Well-off engineers and programmers are no longer the only thriving entrepreneurs in the Silicon Valley — according to CNN, these days, sex workers from the Bay Area also consider themselves to be entrepreneurs. And, in a lot of ways, they are.
"I consider myself to be a small business owner," says "Josephine," whose real name has been replaced with a pseudonym by CNN to protect her identity, as she arranges a collection of shirts that she owns specifically to attract her targeted demographic — young, rich tech entrepreneurs.
The shirts read phrases like "Geeks Make Better Lovers" and have Game of Thrones references on them ("Winter is Coming"). Their purpose is simple: "I'm trying to communicate to them that I understand a little bit what it's like to be techy, nerdy, geeky."
And to further cater to their tech-savvy and wealthy clients, the sex workers have taken to Twitter, Google Voice and podcasts to attract a larger number of clients, and use "Square" to accept payments.
One sex worker, Kitty Stryker, who charges $350 for an hour of her time, even has a day job as a social media marketer for a local startup company. She utilizes those same apps to help her with her evening side business.
"Everything I know about social media marketing I learned doing sex work," she says. "Currently I'm using Hootsuite a lot; I'm using Klout a little bit. I also use Twitter calendar, which is just this simple free thing, but it's got very interesting analytics data."
She also considers herself an activist for women, advocating their right to choose sex work and pursue it in a safe manner.
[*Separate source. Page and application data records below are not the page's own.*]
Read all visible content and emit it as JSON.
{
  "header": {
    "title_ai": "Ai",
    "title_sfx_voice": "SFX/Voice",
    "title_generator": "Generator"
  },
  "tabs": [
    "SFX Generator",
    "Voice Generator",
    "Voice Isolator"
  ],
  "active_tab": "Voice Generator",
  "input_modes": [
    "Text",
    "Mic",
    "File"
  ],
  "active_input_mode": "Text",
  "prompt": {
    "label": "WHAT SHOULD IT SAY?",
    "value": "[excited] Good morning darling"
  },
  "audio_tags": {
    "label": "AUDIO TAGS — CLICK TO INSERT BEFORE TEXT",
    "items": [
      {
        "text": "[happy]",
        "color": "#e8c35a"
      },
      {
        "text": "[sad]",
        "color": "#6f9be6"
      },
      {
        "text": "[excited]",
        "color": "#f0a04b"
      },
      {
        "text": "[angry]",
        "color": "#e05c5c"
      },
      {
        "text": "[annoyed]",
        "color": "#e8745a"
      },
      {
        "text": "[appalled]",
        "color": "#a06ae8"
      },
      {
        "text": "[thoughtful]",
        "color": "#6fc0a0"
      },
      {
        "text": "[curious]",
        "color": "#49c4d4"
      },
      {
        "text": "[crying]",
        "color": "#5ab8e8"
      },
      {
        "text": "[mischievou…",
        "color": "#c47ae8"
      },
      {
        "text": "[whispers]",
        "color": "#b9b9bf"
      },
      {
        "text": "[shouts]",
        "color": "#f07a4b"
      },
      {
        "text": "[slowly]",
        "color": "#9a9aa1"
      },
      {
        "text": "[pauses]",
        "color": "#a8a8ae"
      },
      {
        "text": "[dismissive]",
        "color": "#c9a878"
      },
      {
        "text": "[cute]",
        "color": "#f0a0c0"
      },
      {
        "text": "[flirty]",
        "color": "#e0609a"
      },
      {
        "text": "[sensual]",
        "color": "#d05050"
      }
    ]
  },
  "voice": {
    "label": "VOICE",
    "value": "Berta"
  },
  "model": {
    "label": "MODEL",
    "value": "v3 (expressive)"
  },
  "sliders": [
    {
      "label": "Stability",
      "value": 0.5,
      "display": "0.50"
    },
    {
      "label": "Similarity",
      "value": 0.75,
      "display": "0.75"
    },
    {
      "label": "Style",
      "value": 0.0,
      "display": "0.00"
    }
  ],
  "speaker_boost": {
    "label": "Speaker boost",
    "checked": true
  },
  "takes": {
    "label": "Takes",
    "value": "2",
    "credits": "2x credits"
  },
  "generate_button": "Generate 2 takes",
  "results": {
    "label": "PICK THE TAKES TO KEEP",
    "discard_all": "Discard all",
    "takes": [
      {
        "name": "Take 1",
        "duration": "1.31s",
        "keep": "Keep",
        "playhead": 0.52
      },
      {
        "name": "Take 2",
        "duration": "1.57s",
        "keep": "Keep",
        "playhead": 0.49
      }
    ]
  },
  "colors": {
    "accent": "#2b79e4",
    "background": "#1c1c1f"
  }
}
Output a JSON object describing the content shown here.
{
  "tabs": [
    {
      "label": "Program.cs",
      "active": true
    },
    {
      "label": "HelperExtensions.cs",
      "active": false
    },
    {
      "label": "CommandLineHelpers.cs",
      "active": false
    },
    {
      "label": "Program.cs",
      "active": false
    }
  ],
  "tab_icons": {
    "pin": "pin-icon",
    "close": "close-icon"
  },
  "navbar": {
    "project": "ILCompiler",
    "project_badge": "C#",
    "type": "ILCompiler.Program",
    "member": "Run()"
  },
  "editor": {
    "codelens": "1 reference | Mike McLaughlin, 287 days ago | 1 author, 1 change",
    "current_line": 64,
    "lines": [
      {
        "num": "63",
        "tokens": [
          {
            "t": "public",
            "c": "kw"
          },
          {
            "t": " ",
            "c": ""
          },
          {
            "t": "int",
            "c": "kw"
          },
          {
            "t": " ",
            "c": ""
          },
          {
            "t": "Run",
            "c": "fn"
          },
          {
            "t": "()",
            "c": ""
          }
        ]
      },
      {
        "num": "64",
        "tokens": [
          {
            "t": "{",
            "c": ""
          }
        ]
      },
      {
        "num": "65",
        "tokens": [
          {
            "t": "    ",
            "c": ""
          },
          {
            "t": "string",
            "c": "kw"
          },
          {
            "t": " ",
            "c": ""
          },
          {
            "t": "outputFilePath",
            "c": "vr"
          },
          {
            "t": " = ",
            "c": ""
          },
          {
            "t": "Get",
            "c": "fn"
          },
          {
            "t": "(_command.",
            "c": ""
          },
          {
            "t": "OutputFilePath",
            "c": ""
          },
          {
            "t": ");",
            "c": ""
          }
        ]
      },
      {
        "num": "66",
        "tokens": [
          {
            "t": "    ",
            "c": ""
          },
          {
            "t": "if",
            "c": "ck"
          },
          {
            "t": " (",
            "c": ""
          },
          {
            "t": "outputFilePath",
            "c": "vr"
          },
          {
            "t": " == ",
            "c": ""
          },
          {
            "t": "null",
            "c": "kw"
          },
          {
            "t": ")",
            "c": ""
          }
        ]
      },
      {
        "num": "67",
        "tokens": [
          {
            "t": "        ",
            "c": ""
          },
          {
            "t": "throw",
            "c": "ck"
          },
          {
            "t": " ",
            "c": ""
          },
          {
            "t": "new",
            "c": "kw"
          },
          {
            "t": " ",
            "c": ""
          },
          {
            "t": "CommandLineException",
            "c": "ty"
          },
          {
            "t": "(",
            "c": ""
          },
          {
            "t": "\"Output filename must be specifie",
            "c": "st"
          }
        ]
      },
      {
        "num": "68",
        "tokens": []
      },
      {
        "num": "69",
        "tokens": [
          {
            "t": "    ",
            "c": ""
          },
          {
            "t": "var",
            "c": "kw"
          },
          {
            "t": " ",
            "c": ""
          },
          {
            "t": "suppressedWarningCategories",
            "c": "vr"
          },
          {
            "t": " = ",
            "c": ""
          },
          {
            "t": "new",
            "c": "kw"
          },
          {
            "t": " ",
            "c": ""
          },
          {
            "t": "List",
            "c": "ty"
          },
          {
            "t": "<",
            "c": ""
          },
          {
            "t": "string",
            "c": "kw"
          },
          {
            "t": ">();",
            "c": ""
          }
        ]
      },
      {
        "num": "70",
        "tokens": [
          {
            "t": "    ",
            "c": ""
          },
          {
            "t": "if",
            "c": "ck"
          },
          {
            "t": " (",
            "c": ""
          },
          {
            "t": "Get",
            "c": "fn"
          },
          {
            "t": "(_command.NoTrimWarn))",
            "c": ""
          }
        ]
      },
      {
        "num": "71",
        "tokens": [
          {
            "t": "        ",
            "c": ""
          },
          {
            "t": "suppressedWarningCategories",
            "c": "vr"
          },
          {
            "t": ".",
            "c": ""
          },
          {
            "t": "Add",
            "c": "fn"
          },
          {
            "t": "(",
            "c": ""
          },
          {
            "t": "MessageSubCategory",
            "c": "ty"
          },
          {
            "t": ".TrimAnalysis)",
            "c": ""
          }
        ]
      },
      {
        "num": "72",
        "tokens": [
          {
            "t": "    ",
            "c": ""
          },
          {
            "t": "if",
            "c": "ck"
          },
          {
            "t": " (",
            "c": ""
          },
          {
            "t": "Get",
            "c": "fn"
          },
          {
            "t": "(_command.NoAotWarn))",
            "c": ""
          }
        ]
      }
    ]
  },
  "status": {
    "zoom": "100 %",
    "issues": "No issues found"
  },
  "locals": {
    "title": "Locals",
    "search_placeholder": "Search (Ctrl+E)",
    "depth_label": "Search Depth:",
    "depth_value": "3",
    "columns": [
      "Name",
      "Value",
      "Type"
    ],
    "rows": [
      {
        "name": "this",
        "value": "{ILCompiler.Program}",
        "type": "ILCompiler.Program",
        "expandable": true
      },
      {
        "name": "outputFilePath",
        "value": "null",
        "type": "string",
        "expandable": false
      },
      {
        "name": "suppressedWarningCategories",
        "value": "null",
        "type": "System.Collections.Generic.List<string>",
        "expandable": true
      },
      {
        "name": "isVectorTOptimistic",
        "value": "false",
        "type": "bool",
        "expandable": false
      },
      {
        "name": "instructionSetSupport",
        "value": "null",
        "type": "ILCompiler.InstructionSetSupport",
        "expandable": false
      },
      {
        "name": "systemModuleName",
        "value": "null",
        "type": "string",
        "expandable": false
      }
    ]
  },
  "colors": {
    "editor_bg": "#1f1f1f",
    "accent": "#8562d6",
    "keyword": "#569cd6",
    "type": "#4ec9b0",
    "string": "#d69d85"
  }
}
She even speaks about it on a podcast called The WhoreCast, which, according to its description, shares “stories, art, and voices of American sex workers" with another sex worker who goes by the name of Siouxsie.
Siouxsie, who considers her sex work to be her career, says, "I would like the podcast to be a vehicle to really humanize sex work and have people see that I am just a girl trying to make a living and pursue the American dream."
In other words, the goal of many of these women is stop society from victimizing and criminalizing something that they seem to like.
And it isn't all that surprising when they do get big-name clients who are rich enough to buy their sex workers condos — these men may be rich, young, and successful, but according to Amy Anderson, a self-described "love concierge," they're are also dreadfully socially awkward and lack the skills to actually go out and mingle with women.
Meanwhile, while prostitution is illegal, it's not exactly at the top of the law-enforcement’s lists unless minors are involved.
In fact, according to Sgt. Kyle Oki of the San Jose Police Department, business for sex-workers is booming in the Bay Area. "The girls say they can make more money here than in other cities," he says.
Josephine agrees, saying "It's interesting to hear on the news about the economy and how it's recovering … If you were to gauge by my business, it's recovering a lot faster."